## Exercise requirements
From first line to last, give the records again word for word and omit the pictures.

BEGIN

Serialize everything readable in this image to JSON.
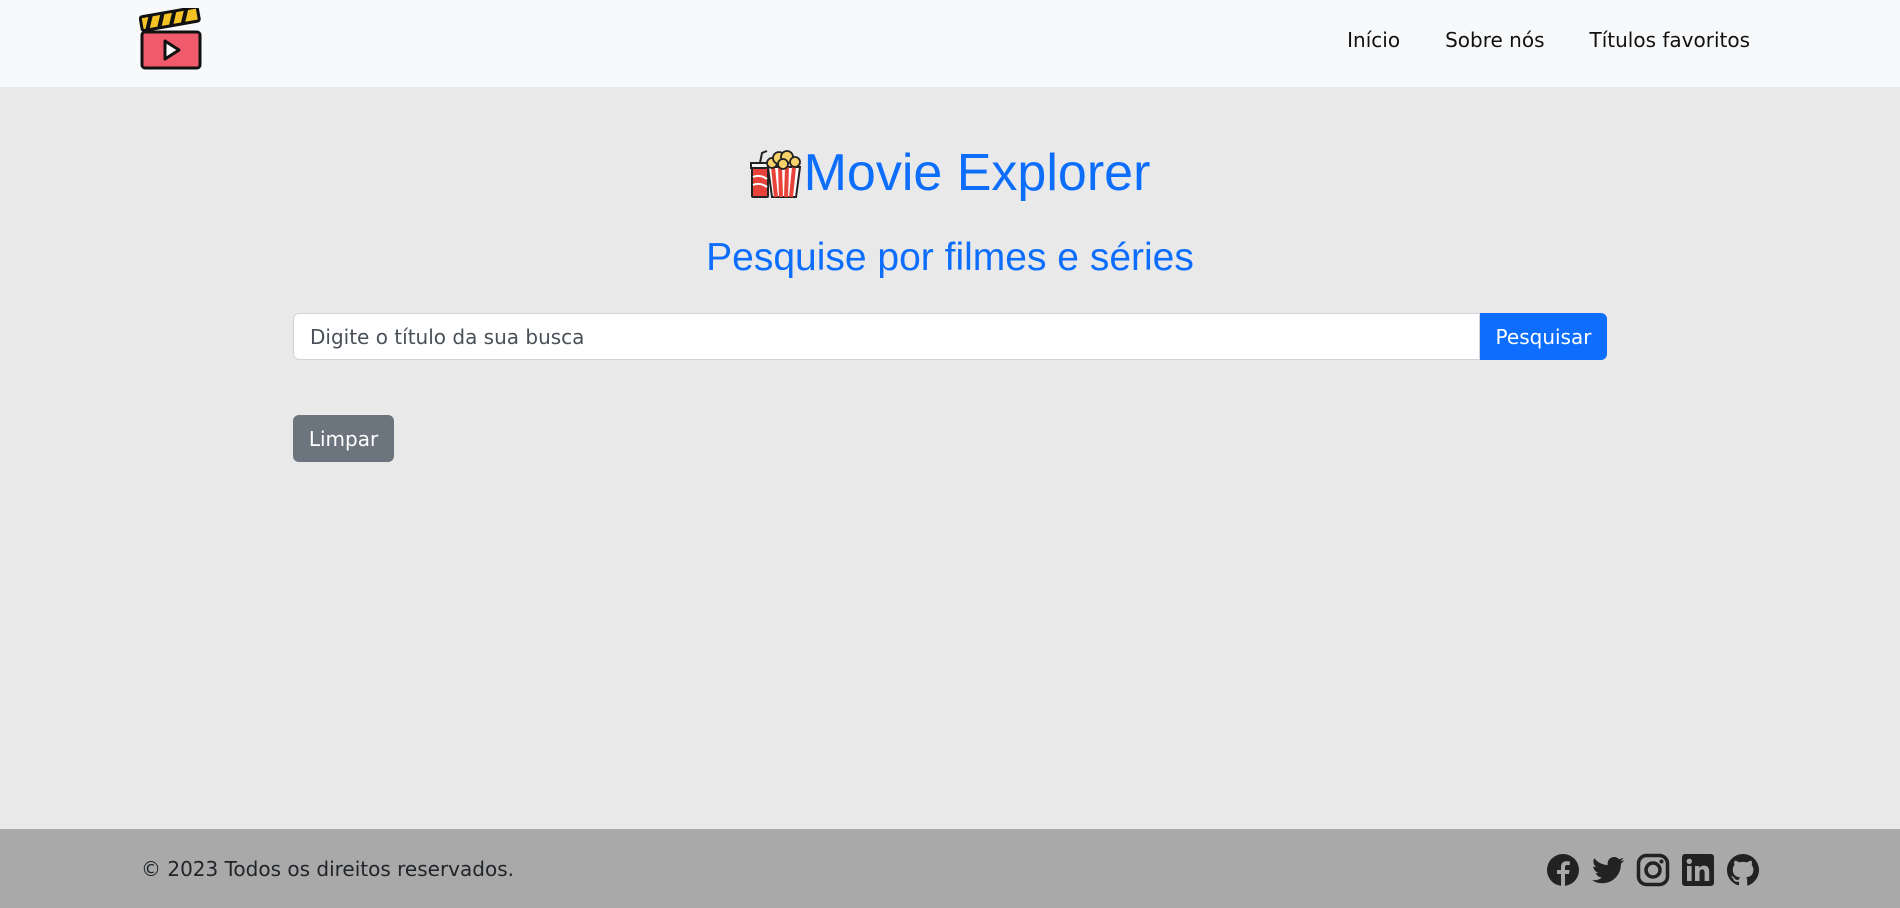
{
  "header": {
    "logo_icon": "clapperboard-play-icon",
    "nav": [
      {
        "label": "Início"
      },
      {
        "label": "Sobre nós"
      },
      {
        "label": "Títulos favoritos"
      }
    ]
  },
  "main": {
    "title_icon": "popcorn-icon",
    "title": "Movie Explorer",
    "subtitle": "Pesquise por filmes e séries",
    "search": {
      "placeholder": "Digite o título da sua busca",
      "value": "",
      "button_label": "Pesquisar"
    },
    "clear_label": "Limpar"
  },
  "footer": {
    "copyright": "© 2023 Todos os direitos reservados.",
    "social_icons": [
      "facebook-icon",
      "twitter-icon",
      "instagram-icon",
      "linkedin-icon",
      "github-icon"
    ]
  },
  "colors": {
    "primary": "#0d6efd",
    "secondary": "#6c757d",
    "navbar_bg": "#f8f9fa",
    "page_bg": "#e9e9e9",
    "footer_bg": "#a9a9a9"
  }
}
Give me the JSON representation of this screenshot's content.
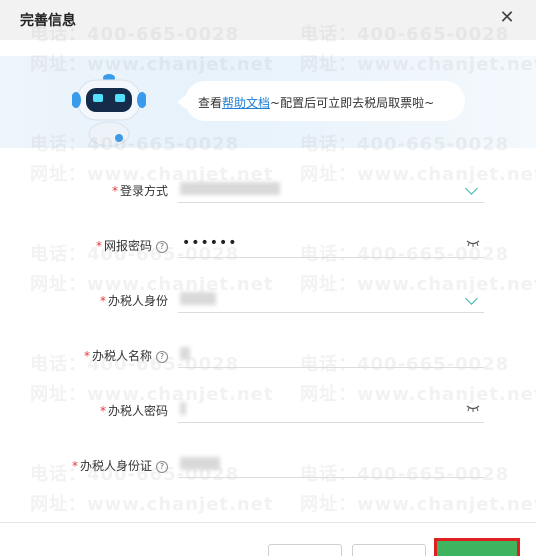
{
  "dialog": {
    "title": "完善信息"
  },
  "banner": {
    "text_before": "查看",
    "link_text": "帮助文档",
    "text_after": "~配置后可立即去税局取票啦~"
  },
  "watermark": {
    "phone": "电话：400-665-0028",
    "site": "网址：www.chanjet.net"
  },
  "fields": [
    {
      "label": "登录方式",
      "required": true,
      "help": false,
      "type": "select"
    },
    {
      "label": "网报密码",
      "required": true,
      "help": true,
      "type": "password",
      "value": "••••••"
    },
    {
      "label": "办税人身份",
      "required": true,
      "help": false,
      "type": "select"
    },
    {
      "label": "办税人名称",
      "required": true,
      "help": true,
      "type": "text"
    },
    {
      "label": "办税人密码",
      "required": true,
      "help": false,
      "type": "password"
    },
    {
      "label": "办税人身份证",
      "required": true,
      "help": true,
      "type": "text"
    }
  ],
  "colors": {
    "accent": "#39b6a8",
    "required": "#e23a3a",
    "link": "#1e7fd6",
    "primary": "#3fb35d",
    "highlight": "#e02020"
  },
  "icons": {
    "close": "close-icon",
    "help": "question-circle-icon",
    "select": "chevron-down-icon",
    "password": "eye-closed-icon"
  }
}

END

## Output
Serialize everything readable in this image to JSON.
{
  "header": {
    "logo_icon": "clapperboard-play-icon",
    "nav": [
      {
        "label": "Início"
      },
      {
        "label": "Sobre nós"
      },
      {
        "label": "Títulos favoritos"
      }
    ]
  },
  "main": {
    "title_icon": "popcorn-icon",
    "title": "Movie Explorer",
    "subtitle": "Pesquise por filmes e séries",
    "search": {
      "placeholder": "Digite o título da sua busca",
      "value": "",
      "button_label": "Pesquisar"
    },
    "clear_label": "Limpar"
  },
  "footer": {
    "copyright": "© 2023 Todos os direitos reservados.",
    "social_icons": [
      "facebook-icon",
      "twitter-icon",
      "instagram-icon",
      "linkedin-icon",
      "github-icon"
    ]
  },
  "colors": {
    "primary": "#0d6efd",
    "secondary": "#6c757d",
    "navbar_bg": "#f8f9fa",
    "page_bg": "#e9e9e9",
    "footer_bg": "#a9a9a9"
  }
}
Give me the JSON representation of this screenshot's content.
{
  "dialog": {
    "title": "完善信息"
  },
  "banner": {
    "text_before": "查看",
    "link_text": "帮助文档",
    "text_after": "~配置后可立即去税局取票啦~"
  },
  "watermark": {
    "phone": "电话：400-665-0028",
    "site": "网址：www.chanjet.net"
  },
  "fields": [
    {
      "label": "登录方式",
      "required": true,
      "help": false,
      "type": "select"
    },
    {
      "label": "网报密码",
      "required": true,
      "help": true,
      "type": "password",
      "value": "••••••"
    },
    {
      "label": "办税人身份",
      "required": true,
      "help": false,
      "type": "select"
    },
    {
      "label": "办税人名称",
      "required": true,
      "help": true,
      "type": "text"
    },
    {
      "label": "办税人密码",
      "required": true,
      "help": false,
      "type": "password"
    },
    {
      "label": "办税人身份证",
      "required": true,
      "help": true,
      "type": "text"
    }
  ],
  "colors": {
    "accent": "#39b6a8",
    "required": "#e23a3a",
    "link": "#1e7fd6",
    "primary": "#3fb35d",
    "highlight": "#e02020"
  },
  "icons": {
    "close": "close-icon",
    "help": "question-circle-icon",
    "select": "chevron-down-icon",
    "password": "eye-closed-icon"
  }
}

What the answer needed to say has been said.